In the hundreds of letters I have read over the last few days, readers note over and over that JFK's exhortation to serve our country is still just as praiseworthy, and just as inspirational, as it was in 1963.
Paula D. Matuskey of Ellicott City, Md., writes that she will "never forget President Kennedy. I am in graduate school in government and politics today because he symbolized to me that that endeavor could be worthy and true."
Peggy Kugler of Fairfax came to Washington with her husband "at the request of John F. Kennedy to see what we could 'do for our country.'
"We are still here," Peggy writes, "but sadly there is less and less we can do. However, hope is as eternal as the flame, and we are still trying...."
"For me, John F. Kennedy was a hero," writes Roger P. Kingsley of Silver Spring. "During his presidency, the nation and the world seemed to be heading in a positive direction. There was so much hope for a better future....
"In my view, that Friday marked a turning point in history. The positive direction was reversed. That black cloud has hung over the world ever since."
What made JFK so unusual? Gary Schraffenberger of Fairfax had a special perspective, and has a special answer.
"I was in the second year of a four-year tour with the U.S. Air Force Presidential Honor Guard at Bolling Air Force Base when the news came," Gary writes.
"With our constant duties at White House functions, it became easy to identify with this man, as he was young and especially young at heart....
"After particularly stuffy White House functions, and when our duty was over, we often joked that if one of us had the nerve we would ask him to sneak out by the back door of the White House, go to a nearby pub, buy him a beer and swap war stories.
"The incredible thing is, to this day I feel if we had mustered the nerve, he very well may have said yes and enjoyed every minute of it!"
No way to tell now, of course, Gary. But my hunch is the same as yours.
Barbara E. Parker of Laurel writes that the lesson JFK taught her was that great men are not invulnerable.
On Nov. 22, 1963, Barbara was in the third grade. "When I got home, I turned on the TV, watched and listened very carefully to the news, and I began to cry.
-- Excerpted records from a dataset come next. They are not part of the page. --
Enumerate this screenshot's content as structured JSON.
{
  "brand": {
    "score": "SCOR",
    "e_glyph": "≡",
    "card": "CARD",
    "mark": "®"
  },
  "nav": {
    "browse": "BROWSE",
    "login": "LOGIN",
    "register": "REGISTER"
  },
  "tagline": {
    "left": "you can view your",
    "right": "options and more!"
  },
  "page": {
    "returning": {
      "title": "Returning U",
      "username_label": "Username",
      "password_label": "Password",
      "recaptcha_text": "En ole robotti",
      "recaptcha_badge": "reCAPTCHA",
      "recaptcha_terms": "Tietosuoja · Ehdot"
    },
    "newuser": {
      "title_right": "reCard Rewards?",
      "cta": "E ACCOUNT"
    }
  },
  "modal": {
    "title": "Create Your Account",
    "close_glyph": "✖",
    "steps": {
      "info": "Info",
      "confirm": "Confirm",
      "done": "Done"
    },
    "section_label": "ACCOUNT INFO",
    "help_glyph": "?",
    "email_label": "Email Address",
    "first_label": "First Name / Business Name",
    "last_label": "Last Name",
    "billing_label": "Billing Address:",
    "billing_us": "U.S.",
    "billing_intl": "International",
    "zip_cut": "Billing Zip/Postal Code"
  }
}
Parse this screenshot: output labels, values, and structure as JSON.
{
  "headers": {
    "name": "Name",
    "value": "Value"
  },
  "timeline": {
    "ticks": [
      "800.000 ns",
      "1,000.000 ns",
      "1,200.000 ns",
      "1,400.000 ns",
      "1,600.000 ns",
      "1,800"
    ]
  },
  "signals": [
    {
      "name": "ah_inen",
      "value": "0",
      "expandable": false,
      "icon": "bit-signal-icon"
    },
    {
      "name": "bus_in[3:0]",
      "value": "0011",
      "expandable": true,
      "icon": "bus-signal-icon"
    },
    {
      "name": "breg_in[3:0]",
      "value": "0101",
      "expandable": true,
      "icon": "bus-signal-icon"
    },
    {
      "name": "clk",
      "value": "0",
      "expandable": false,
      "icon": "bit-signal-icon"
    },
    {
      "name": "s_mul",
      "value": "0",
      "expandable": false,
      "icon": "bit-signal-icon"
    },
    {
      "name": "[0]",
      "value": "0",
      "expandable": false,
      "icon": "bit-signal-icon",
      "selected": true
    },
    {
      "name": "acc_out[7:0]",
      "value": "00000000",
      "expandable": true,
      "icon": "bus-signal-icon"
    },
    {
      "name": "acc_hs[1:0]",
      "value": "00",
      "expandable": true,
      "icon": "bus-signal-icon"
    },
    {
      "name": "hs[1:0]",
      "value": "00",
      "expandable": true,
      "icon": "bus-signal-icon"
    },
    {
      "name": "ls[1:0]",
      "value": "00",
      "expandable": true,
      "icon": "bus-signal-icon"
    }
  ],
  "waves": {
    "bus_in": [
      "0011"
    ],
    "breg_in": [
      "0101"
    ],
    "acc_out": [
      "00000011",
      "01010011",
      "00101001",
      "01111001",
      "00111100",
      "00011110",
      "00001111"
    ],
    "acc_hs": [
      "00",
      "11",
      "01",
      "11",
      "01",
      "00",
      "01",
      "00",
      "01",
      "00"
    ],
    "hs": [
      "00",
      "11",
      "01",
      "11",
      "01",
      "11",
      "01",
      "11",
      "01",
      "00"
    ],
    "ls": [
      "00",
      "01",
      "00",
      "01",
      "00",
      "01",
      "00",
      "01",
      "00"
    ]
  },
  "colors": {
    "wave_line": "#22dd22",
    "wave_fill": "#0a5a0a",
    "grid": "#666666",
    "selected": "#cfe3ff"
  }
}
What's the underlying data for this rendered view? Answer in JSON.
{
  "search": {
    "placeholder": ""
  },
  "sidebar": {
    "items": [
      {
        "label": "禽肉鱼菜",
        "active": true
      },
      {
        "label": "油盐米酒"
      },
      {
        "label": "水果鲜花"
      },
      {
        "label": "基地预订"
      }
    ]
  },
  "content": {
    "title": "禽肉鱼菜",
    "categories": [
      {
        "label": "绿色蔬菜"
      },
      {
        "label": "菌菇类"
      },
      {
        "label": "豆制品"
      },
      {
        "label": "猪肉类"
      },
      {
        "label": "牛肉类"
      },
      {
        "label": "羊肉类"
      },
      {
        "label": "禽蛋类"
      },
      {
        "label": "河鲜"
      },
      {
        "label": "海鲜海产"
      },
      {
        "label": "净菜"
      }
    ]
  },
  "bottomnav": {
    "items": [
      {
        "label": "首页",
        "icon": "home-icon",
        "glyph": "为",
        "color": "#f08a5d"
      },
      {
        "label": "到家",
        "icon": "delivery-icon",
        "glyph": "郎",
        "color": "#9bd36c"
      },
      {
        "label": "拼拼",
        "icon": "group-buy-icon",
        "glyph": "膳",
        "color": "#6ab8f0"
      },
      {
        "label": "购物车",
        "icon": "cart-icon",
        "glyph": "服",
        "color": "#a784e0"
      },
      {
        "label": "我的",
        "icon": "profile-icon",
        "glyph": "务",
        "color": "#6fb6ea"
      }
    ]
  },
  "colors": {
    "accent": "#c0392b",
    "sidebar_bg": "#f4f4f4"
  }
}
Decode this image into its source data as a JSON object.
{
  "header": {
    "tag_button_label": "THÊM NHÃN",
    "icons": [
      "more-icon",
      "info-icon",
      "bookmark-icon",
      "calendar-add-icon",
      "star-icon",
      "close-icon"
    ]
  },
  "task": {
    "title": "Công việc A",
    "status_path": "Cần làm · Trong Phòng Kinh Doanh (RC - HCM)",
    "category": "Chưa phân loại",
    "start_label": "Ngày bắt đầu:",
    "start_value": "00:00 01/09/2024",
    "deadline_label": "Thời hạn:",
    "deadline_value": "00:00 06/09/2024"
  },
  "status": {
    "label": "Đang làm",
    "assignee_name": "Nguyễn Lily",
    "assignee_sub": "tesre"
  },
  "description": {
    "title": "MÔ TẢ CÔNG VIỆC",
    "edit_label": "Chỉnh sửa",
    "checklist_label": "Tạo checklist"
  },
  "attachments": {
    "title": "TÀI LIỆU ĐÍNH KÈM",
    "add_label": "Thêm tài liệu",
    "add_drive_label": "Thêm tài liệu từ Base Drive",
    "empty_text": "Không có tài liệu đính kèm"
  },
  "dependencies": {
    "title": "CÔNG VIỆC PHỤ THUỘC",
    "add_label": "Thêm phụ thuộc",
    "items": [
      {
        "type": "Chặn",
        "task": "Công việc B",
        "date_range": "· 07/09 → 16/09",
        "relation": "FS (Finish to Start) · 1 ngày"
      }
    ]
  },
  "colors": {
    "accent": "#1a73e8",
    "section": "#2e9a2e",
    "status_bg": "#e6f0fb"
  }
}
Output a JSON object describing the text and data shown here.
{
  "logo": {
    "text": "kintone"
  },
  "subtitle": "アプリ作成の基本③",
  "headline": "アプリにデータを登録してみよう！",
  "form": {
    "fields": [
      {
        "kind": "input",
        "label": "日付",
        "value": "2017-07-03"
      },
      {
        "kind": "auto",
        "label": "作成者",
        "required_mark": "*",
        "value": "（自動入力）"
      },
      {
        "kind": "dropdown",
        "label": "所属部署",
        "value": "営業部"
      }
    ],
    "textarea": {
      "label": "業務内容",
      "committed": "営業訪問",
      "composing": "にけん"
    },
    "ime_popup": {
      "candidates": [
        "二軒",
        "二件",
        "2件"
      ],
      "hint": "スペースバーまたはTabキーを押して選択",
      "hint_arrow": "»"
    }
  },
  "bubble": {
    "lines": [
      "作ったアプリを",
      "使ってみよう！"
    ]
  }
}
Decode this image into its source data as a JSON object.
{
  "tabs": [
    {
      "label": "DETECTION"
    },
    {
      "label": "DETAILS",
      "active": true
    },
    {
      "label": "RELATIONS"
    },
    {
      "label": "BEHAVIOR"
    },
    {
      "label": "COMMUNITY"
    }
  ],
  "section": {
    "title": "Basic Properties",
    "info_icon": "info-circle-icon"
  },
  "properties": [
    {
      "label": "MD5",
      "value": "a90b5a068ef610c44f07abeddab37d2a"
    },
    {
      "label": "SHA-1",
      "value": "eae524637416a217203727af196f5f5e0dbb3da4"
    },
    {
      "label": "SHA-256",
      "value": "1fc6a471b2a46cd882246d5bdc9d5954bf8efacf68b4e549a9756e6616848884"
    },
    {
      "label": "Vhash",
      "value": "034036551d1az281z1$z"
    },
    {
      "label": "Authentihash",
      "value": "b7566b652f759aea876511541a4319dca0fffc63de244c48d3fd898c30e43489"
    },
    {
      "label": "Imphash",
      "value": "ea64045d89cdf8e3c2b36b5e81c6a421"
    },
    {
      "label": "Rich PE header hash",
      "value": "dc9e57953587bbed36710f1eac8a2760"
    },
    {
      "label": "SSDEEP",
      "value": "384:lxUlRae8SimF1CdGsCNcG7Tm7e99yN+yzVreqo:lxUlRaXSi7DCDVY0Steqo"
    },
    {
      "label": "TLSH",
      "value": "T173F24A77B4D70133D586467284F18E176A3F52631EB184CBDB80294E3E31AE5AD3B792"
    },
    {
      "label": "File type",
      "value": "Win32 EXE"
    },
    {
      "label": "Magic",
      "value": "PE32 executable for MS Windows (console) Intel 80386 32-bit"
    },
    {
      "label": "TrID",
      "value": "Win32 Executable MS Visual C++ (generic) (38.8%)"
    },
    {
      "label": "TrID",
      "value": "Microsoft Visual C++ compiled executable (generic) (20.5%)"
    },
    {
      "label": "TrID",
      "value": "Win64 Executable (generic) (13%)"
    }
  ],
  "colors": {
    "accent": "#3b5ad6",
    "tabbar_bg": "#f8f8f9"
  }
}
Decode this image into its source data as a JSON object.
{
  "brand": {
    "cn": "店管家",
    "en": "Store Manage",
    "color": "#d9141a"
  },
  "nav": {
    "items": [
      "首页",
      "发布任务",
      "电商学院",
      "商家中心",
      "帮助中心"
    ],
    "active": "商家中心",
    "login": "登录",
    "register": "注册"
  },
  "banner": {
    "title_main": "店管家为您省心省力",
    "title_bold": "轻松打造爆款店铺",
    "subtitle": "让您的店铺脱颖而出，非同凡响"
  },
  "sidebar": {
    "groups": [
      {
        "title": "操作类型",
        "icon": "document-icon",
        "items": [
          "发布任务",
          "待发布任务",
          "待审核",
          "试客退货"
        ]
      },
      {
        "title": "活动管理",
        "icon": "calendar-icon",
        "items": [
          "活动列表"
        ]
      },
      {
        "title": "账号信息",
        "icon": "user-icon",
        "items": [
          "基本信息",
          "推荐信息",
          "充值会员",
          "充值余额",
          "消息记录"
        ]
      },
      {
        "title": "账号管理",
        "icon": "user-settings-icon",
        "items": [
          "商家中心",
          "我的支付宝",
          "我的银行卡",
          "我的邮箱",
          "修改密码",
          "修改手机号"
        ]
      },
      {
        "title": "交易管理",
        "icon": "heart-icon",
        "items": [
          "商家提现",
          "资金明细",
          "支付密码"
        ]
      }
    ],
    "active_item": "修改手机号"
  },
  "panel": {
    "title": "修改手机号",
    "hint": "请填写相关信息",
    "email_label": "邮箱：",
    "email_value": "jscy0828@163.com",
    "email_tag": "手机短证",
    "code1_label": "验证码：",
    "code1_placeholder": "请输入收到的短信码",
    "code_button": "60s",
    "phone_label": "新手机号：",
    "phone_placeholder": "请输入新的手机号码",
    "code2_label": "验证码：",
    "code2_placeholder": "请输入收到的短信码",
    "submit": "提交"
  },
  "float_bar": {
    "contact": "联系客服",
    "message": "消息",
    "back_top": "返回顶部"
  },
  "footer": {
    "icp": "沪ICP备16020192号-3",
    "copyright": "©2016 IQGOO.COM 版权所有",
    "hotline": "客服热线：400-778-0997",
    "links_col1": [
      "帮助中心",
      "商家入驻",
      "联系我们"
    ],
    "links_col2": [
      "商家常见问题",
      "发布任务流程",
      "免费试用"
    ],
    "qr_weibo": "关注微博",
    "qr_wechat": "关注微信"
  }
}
"My brothers all laughed at me, because they couldn't understand why a little black girl of 7 would be crying for a white man whom she never even met.
"I realized I (we) had lost someone very great. The feeling was no different five years later on April 4, 1968, when Martin Luther King Jr. was assassinated and June 5, 1968, when Robert F. Kennedy was also assassinated."
Reba A. Cummings of Annandale was a high school senior in Red Lion, Pa., when the news arrived from Dallas. She writes that the lesson she draws from that day is that one must "go on believing in people as a whole, and to this day I still do."
"In today's world," Reba continues, "it is sometimes extremely difficult to remain optimistic and hopeful. But to the Kennedy family and the family of the world, let me assure you that there are many of us who do remember. Let us never forget.
"My prayer is that the people of the world can see the day when such horrible, needless tragedies cease. When the world can live together lovingly and peacefully, then, and only then, will I be able to tuck this memory safely away."
Mrs. John Kreis of Bolling Air Force Base summed up the feelings of hundreds of readers with these few words:
"The day he died," she writes, "I spent a long time crying, not just for a dead president, but because he made me feel that I could make a difference in this country.
"I haven't felt that way in a long time."